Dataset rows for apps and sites
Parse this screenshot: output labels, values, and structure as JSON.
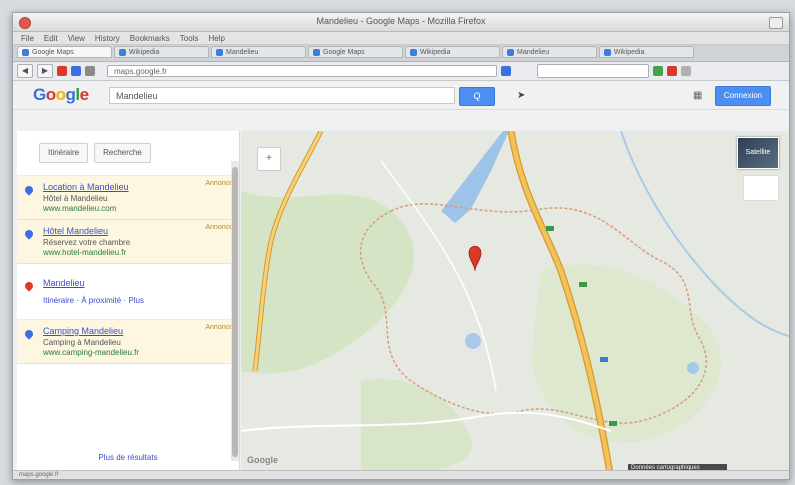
{
  "window": {
    "title": "Mandelieu - Google Maps - Mozilla Firefox"
  },
  "menubar": {
    "items": [
      "File",
      "Edit",
      "View",
      "History",
      "Bookmarks",
      "Tools",
      "Help"
    ]
  },
  "tabs": [
    {
      "label": "Google Maps",
      "active": true
    },
    {
      "label": "Wikipedia"
    },
    {
      "label": "Mandelieu"
    },
    {
      "label": "Google Maps"
    },
    {
      "label": "Wikipedia"
    },
    {
      "label": "Mandelieu"
    },
    {
      "label": "Wikipedia"
    }
  ],
  "toolbar": {
    "back": "◀",
    "forward": "▶",
    "url": "maps.google.fr"
  },
  "google": {
    "logo": [
      "G",
      "o",
      "o",
      "g",
      "l",
      "e"
    ],
    "search_value": "Mandelieu",
    "search_button": "Q",
    "signin_label": "Connexion"
  },
  "left_panel": {
    "buttons": [
      "Itinéraire",
      "Recherche"
    ],
    "results": [
      {
        "type": "ad",
        "ad_label": "Annonce",
        "title": "Location à Mandelieu",
        "lines": [
          "Hôtel à Mandelieu",
          "www.mandelieu.com"
        ]
      },
      {
        "type": "ad",
        "ad_label": "Annonce",
        "title": "Hôtel Mandelieu",
        "lines": [
          "Réservez votre chambre",
          "www.hotel-mandelieu.fr"
        ]
      },
      {
        "type": "place",
        "title": "Mandelieu",
        "lines": [
          "Itinéraire · À proximité · Plus"
        ]
      },
      {
        "type": "ad",
        "ad_label": "Annonce",
        "title": "Camping Mandelieu",
        "lines": [
          "Camping à Mandelieu",
          "www.camping-mandelieu.fr"
        ]
      }
    ],
    "more": "Plus de résultats"
  },
  "map": {
    "control_label": "+",
    "satellite_label": "Satellite",
    "attribution": "Données cartographiques",
    "logo": "Google",
    "status": "maps.google.fr",
    "colors": {
      "road_main": "#f2c25c",
      "road_border": "#d79a2a",
      "boundary": "#d99c7a",
      "water": "#9ec3e8",
      "forest": "#cfe0bd",
      "land": "#e6e9e1",
      "marker": "#d8392b"
    }
  }
}
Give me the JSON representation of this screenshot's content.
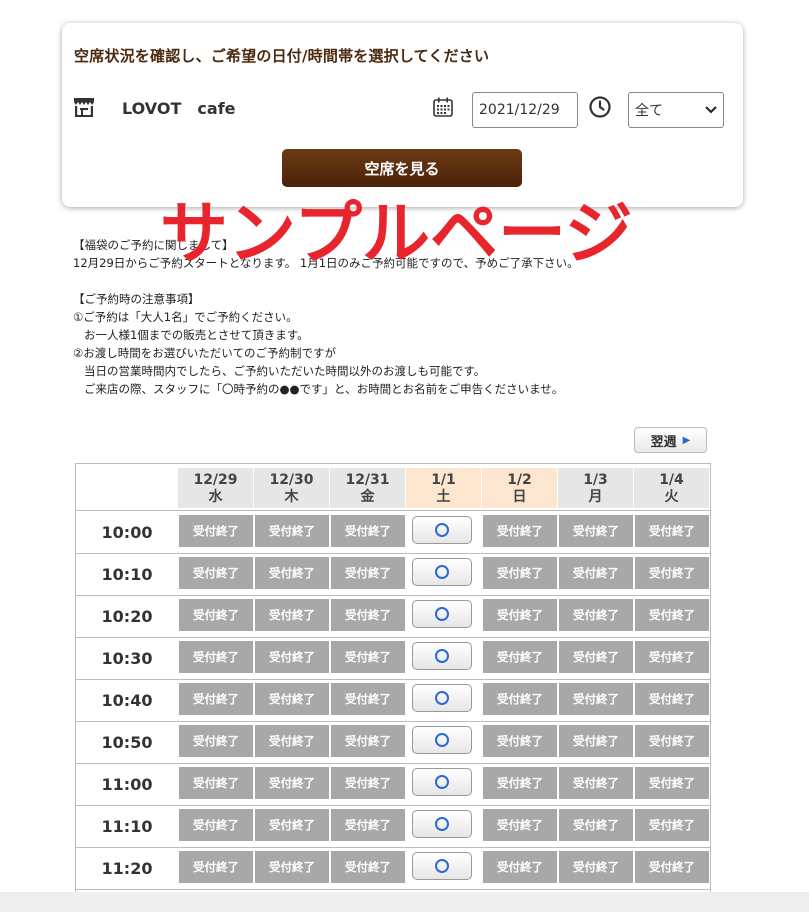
{
  "search": {
    "title": "空席状況を確認し、ご希望の日付/時間帯を選択してください",
    "store_name": "LOVOT　cafe",
    "date_value": "2021/12/29",
    "time_value": "全て",
    "view_button": "空席を見る"
  },
  "watermark": "サンプルページ",
  "notice": [
    "【福袋のご予約に関しまして】",
    "12月29日からご予約スタートとなります。 1月1日のみご予約可能ですので、予めご了承下さい。",
    "",
    "【ご予約時の注意事項】",
    "①ご予約は「大人1名」でご予約ください。",
    "   お一人様1個までの販売とさせて頂きます。",
    "②お渡し時間をお選びいただいてのご予約制ですが",
    "   当日の営業時間内でしたら、ご予約いただいた時間以外のお渡しも可能です。",
    "   ご来店の際、スタッフに「〇時予約の●●です」と、お時間とお名前をご申告くださいませ。"
  ],
  "next_week_label": "翌週",
  "days": [
    {
      "date": "12/29",
      "weekday": "水",
      "highlight": false
    },
    {
      "date": "12/30",
      "weekday": "木",
      "highlight": false
    },
    {
      "date": "12/31",
      "weekday": "金",
      "highlight": false
    },
    {
      "date": "1/1",
      "weekday": "土",
      "highlight": true
    },
    {
      "date": "1/2",
      "weekday": "日",
      "highlight": true
    },
    {
      "date": "1/3",
      "weekday": "月",
      "highlight": false
    },
    {
      "date": "1/4",
      "weekday": "火",
      "highlight": false
    }
  ],
  "closed_label": "受付終了",
  "rows": [
    {
      "time": "10:00",
      "status": [
        "closed",
        "closed",
        "closed",
        "open",
        "closed",
        "closed",
        "closed"
      ]
    },
    {
      "time": "10:10",
      "status": [
        "closed",
        "closed",
        "closed",
        "open",
        "closed",
        "closed",
        "closed"
      ]
    },
    {
      "time": "10:20",
      "status": [
        "closed",
        "closed",
        "closed",
        "open",
        "closed",
        "closed",
        "closed"
      ]
    },
    {
      "time": "10:30",
      "status": [
        "closed",
        "closed",
        "closed",
        "open",
        "closed",
        "closed",
        "closed"
      ]
    },
    {
      "time": "10:40",
      "status": [
        "closed",
        "closed",
        "closed",
        "open",
        "closed",
        "closed",
        "closed"
      ]
    },
    {
      "time": "10:50",
      "status": [
        "closed",
        "closed",
        "closed",
        "open",
        "closed",
        "closed",
        "closed"
      ]
    },
    {
      "time": "11:00",
      "status": [
        "closed",
        "closed",
        "closed",
        "open",
        "closed",
        "closed",
        "closed"
      ]
    },
    {
      "time": "11:10",
      "status": [
        "closed",
        "closed",
        "closed",
        "open",
        "closed",
        "closed",
        "closed"
      ]
    },
    {
      "time": "11:20",
      "status": [
        "closed",
        "closed",
        "closed",
        "open",
        "closed",
        "closed",
        "closed"
      ]
    }
  ],
  "colors": {
    "brand": "#4a220a",
    "watermark": "#e8242c",
    "holiday_header": "#fde6d0",
    "closed_cell": "#a8a8a8",
    "open_circle": "#2a6ad6"
  }
}
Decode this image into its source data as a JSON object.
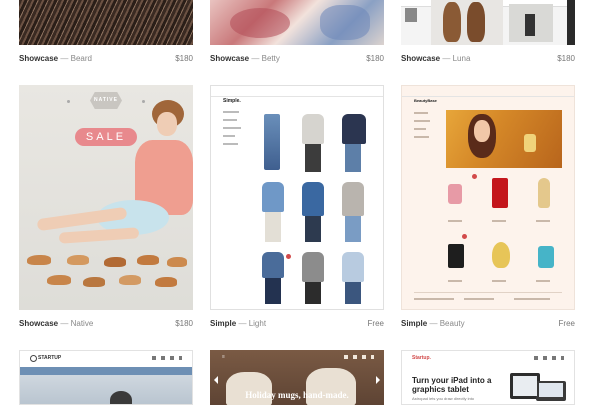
{
  "cards": [
    {
      "name": "Showcase",
      "sep": "—",
      "variant": "Beard",
      "price": "$180"
    },
    {
      "name": "Showcase",
      "sep": "—",
      "variant": "Betty",
      "price": "$180"
    },
    {
      "name": "Showcase",
      "sep": "—",
      "variant": "Luna",
      "price": "$180"
    },
    {
      "name": "Showcase",
      "sep": "—",
      "variant": "Native",
      "price": "$180"
    },
    {
      "name": "Simple",
      "sep": "—",
      "variant": "Light",
      "price": "Free"
    },
    {
      "name": "Simple",
      "sep": "—",
      "variant": "Beauty",
      "price": "Free"
    }
  ],
  "native": {
    "logo": "NATIVE",
    "sale": "SALE"
  },
  "simple": {
    "logo": "Simple."
  },
  "beauty": {
    "logo": "BeautyBase"
  },
  "bottom": {
    "startup_logo": "STARTUP",
    "mugs_title": "Holiday mugs, hand-made.",
    "tablet_logo": "Startup.",
    "tablet_title": "Turn your iPad into a graphics tablet",
    "tablet_sub": "Astropad lets you draw directly into"
  },
  "colors": {
    "sale_pill": "#e8898d",
    "accent": "#d24a4a"
  }
}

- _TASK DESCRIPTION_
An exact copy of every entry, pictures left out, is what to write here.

- _REPLY_
Parse this screenshot: output labels, values, and structure as JSON.
{
  "window": {
    "title": "Mandelieu - Google Maps - Mozilla Firefox"
  },
  "menubar": {
    "items": [
      "File",
      "Edit",
      "View",
      "History",
      "Bookmarks",
      "Tools",
      "Help"
    ]
  },
  "tabs": [
    {
      "label": "Google Maps",
      "active": true
    },
    {
      "label": "Wikipedia"
    },
    {
      "label": "Mandelieu"
    },
    {
      "label": "Google Maps"
    },
    {
      "label": "Wikipedia"
    },
    {
      "label": "Mandelieu"
    },
    {
      "label": "Wikipedia"
    }
  ],
  "toolbar": {
    "back": "◀",
    "forward": "▶",
    "url": "maps.google.fr"
  },
  "google": {
    "logo": [
      "G",
      "o",
      "o",
      "g",
      "l",
      "e"
    ],
    "search_value": "Mandelieu",
    "search_button": "Q",
    "signin_label": "Connexion"
  },
  "left_panel": {
    "buttons": [
      "Itinéraire",
      "Recherche"
    ],
    "results": [
      {
        "type": "ad",
        "ad_label": "Annonce",
        "title": "Location à Mandelieu",
        "lines": [
          "Hôtel à Mandelieu",
          "www.mandelieu.com"
        ]
      },
      {
        "type": "ad",
        "ad_label": "Annonce",
        "title": "Hôtel Mandelieu",
        "lines": [
          "Réservez votre chambre",
          "www.hotel-mandelieu.fr"
        ]
      },
      {
        "type": "place",
        "title": "Mandelieu",
        "lines": [
          "Itinéraire · À proximité · Plus"
        ]
      },
      {
        "type": "ad",
        "ad_label": "Annonce",
        "title": "Camping Mandelieu",
        "lines": [
          "Camping à Mandelieu",
          "www.camping-mandelieu.fr"
        ]
      }
    ],
    "more": "Plus de résultats"
  },
  "map": {
    "control_label": "+",
    "satellite_label": "Satellite",
    "attribution": "Données cartographiques",
    "logo": "Google",
    "status": "maps.google.fr",
    "colors": {
      "road_main": "#f2c25c",
      "road_border": "#d79a2a",
      "boundary": "#d99c7a",
      "water": "#9ec3e8",
      "forest": "#cfe0bd",
      "land": "#e6e9e1",
      "marker": "#d8392b"
    }
  }
}
Give me the JSON representation of this screenshot's content.
{
  "search": {
    "title": "空席状況を確認し、ご希望の日付/時間帯を選択してください",
    "store_name": "LOVOT　cafe",
    "date_value": "2021/12/29",
    "time_value": "全て",
    "view_button": "空席を見る"
  },
  "watermark": "サンプルページ",
  "notice": [
    "【福袋のご予約に関しまして】",
    "12月29日からご予約スタートとなります。 1月1日のみご予約可能ですので、予めご了承下さい。",
    "",
    "【ご予約時の注意事項】",
    "①ご予約は「大人1名」でご予約ください。",
    "   お一人様1個までの販売とさせて頂きます。",
    "②お渡し時間をお選びいただいてのご予約制ですが",
    "   当日の営業時間内でしたら、ご予約いただいた時間以外のお渡しも可能です。",
    "   ご来店の際、スタッフに「〇時予約の●●です」と、お時間とお名前をご申告くださいませ。"
  ],
  "next_week_label": "翌週",
  "days": [
    {
      "date": "12/29",
      "weekday": "水",
      "highlight": false
    },
    {
      "date": "12/30",
      "weekday": "木",
      "highlight": false
    },
    {
      "date": "12/31",
      "weekday": "金",
      "highlight": false
    },
    {
      "date": "1/1",
      "weekday": "土",
      "highlight": true
    },
    {
      "date": "1/2",
      "weekday": "日",
      "highlight": true
    },
    {
      "date": "1/3",
      "weekday": "月",
      "highlight": false
    },
    {
      "date": "1/4",
      "weekday": "火",
      "highlight": false
    }
  ],
  "closed_label": "受付終了",
  "rows": [
    {
      "time": "10:00",
      "status": [
        "closed",
        "closed",
        "closed",
        "open",
        "closed",
        "closed",
        "closed"
      ]
    },
    {
      "time": "10:10",
      "status": [
        "closed",
        "closed",
        "closed",
        "open",
        "closed",
        "closed",
        "closed"
      ]
    },
    {
      "time": "10:20",
      "status": [
        "closed",
        "closed",
        "closed",
        "open",
        "closed",
        "closed",
        "closed"
      ]
    },
    {
      "time": "10:30",
      "status": [
        "closed",
        "closed",
        "closed",
        "open",
        "closed",
        "closed",
        "closed"
      ]
    },
    {
      "time": "10:40",
      "status": [
        "closed",
        "closed",
        "closed",
        "open",
        "closed",
        "closed",
        "closed"
      ]
    },
    {
      "time": "10:50",
      "status": [
        "closed",
        "closed",
        "closed",
        "open",
        "closed",
        "closed",
        "closed"
      ]
    },
    {
      "time": "11:00",
      "status": [
        "closed",
        "closed",
        "closed",
        "open",
        "closed",
        "closed",
        "closed"
      ]
    },
    {
      "time": "11:10",
      "status": [
        "closed",
        "closed",
        "closed",
        "open",
        "closed",
        "closed",
        "closed"
      ]
    },
    {
      "time": "11:20",
      "status": [
        "closed",
        "closed",
        "closed",
        "open",
        "closed",
        "closed",
        "closed"
      ]
    }
  ],
  "colors": {
    "brand": "#4a220a",
    "watermark": "#e8242c",
    "holiday_header": "#fde6d0",
    "closed_cell": "#a8a8a8",
    "open_circle": "#2a6ad6"
  }
}
Decode this image into its source data as a JSON object.
{
  "cards": [
    {
      "name": "Showcase",
      "sep": "—",
      "variant": "Beard",
      "price": "$180"
    },
    {
      "name": "Showcase",
      "sep": "—",
      "variant": "Betty",
      "price": "$180"
    },
    {
      "name": "Showcase",
      "sep": "—",
      "variant": "Luna",
      "price": "$180"
    },
    {
      "name": "Showcase",
      "sep": "—",
      "variant": "Native",
      "price": "$180"
    },
    {
      "name": "Simple",
      "sep": "—",
      "variant": "Light",
      "price": "Free"
    },
    {
      "name": "Simple",
      "sep": "—",
      "variant": "Beauty",
      "price": "Free"
    }
  ],
  "native": {
    "logo": "NATIVE",
    "sale": "SALE"
  },
  "simple": {
    "logo": "Simple."
  },
  "beauty": {
    "logo": "BeautyBase"
  },
  "bottom": {
    "startup_logo": "STARTUP",
    "mugs_title": "Holiday mugs, hand-made.",
    "tablet_logo": "Startup.",
    "tablet_title": "Turn your iPad into a graphics tablet",
    "tablet_sub": "Astropad lets you draw directly into"
  },
  "colors": {
    "sale_pill": "#e8898d",
    "accent": "#d24a4a"
  }
}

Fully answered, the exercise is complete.